Prepaid cards. Prepaid cards allow parents and even employers to load funds online or over the phone. Most also allow parents to monitor their child’s spending and even control what can be bought using the card. The downside is prepaid cards do not build credit history, and they come with lots of fees.
Secured credit cards. These cards, which help build your child’s credit history, are secured by a savings account — so if a payment is missed, the credit card company still gets paid. If there are any drawbacks to these cards, it’s usually their interest rates, which tend to be on the high side.
Joint credit cards. With this type of card, you essentially act as the cosigner.

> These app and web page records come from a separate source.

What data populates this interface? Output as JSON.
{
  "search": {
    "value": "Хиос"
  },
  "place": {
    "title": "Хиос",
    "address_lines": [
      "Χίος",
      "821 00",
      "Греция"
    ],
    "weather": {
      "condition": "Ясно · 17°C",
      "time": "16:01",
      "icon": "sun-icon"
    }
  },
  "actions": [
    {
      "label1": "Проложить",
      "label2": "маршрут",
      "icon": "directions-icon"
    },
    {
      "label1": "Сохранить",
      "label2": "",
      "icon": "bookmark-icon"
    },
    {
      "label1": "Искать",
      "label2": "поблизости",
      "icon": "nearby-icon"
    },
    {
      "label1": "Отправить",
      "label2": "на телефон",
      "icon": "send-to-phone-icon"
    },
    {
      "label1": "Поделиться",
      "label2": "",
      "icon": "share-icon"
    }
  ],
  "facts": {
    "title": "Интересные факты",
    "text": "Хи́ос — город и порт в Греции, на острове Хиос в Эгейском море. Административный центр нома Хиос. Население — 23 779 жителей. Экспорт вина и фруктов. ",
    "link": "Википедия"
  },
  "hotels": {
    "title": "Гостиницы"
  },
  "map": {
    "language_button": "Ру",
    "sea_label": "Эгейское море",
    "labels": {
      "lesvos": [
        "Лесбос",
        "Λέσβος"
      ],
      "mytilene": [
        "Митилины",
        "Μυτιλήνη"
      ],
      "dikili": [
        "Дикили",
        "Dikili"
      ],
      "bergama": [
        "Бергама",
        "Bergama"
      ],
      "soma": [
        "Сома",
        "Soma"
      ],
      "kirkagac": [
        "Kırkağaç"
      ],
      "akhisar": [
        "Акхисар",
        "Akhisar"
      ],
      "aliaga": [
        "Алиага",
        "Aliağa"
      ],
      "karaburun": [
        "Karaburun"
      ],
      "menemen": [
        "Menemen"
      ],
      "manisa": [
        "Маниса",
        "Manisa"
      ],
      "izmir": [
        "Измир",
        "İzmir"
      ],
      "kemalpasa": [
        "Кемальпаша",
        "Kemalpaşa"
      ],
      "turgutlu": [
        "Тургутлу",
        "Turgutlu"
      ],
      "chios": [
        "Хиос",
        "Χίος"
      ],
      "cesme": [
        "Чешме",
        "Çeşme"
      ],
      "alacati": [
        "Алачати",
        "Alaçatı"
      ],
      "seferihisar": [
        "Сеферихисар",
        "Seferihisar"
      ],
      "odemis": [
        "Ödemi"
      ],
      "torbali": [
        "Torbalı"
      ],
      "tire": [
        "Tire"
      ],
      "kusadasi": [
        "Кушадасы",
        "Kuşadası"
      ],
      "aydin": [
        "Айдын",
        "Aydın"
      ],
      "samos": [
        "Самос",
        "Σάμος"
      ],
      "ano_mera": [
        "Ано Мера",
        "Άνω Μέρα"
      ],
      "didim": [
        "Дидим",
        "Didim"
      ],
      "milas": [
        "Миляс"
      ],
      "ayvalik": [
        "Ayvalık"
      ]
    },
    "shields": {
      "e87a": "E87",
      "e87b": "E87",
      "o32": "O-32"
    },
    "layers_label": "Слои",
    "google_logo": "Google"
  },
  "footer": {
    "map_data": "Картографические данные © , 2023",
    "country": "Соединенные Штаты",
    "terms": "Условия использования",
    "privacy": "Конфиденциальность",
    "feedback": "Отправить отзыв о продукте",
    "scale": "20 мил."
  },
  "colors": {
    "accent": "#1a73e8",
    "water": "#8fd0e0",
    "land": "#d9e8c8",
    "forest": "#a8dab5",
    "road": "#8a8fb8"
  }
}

And while this option will establish a credit history for your child, the parent is ultimately responsible for all charges.
Authorized-user credit cards. Making your child an authorized user on one of your existing credit cards is the easiest — and most risky — option for parents who want to give their kids a credit card; you definitely put your credit score at risk if the card ends up being abused, so it’s usage must be closely monitored. The good news is, this option also helps build your child’s credit history.
While I’m not ready to consider any of these for Matthew just yet, I will probably get him a debit or prepaid card as soon as he gets his first job.
And Now, the Rest of the Story …
As for those of you wondering how our phone call to Discover ended up, after the Honeybee told them that Matthew was a minor, Discover quickly canceled his bogus application and a potential financial disaster was mercifully averted.
Later that evening, after sharing a couple of quick lessons on fraud and the pros and cons of credit cards with my son, I asked him why he decided to apply for one. His answer: He did it to take advantage of a Swagbucks sign-up bonus.
I know what you’re thinking: Swagbucks?
Yes, Swagbucks. But that’s a whole ‘nother story.
(Note: This is an article from the archives that was originally published on 14 November 2011.)
Photo Credit: heidi schempp fournier